Indicator organisms themselves are not necessarily pathogenic but their presence "indicates" or suggests recent contamination by human sewage or other waste which may result in human illness. Sources of contamination include storm water runoff, sewage overflows and feces from wild and domestic animals.
The currently used bacterial indicators for recreational waters include total coliform, fecal coliform and enterococcus. Total coliform is a group of bacteria found in the intestinal tract of warm-blooded animals but some may also occur naturally in the environment. Fecal coliform is a sub-group of total coliform and serves as a more specific indicator for human and animal waste contamination. Enterococci is present in the intestines of all warm blooded animals and because it survives longer than fecal coliforms in natural waters, enterococcus is a more reliable measure of water quality.
Samples are collected in sterile 100 ml containers and transported on ice to a certified laboratory. The samples must be cultured on plates within 6 hours of the time they are collected. After a 24-hour incubation period, the number of colonies on the culture plate are counted and reported as the number of colony-forming units per 100 milliliters of sampled water, or CFU/100 ml.
During sample collection, environmental conditions are also observed and recorded, along with recent rainfall amounts.

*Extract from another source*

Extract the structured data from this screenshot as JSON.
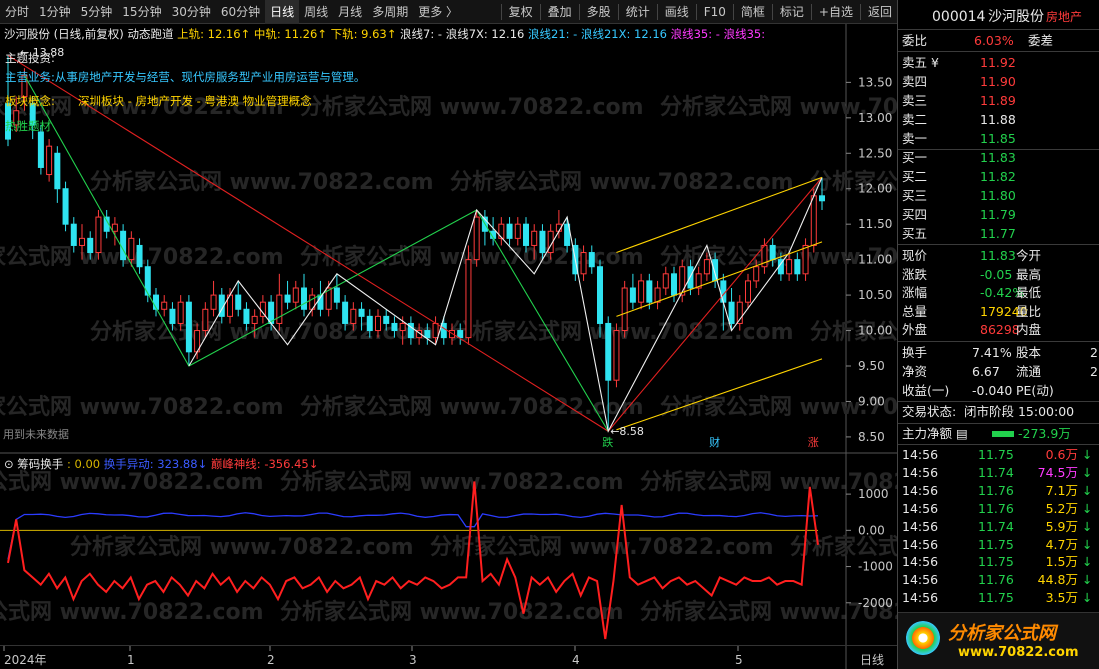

The maximum allowable level or "action-level" of fecal coliform is 400 CFU/100 mls. The action level for enterococcus is 105 CFU/100mls for a single water sample. In addition to a single sample measure, the geometric mean for enterococci is calculated using the 5 most recent test results. This will reflect the average water quality over the past month. The action level for a geometric mean is 36 CFU/100 ml, as opposed to a single sample action level of 105, signifying a trend towards higher than normal bacterial levels in the water for this particular period. If a sample meets or exceeds any of these limits, the beach must be resampled and an advisory may be posted.
The use of bacterial indicators is limited because a very small sample (100mls, about the size of a juice glass) is used to represent a very large body of water. Environmental contamination can also be very localized or patchy, especially if the source of contamination is wildlife. Poor sample results may reflect that particular sample area, but not necessary represent the water quality for the entire beach area. Conversely, waters with indicators exceeding certain levels may be considered a potential health risk but levels within acceptable ranges are not necessarily free of risk.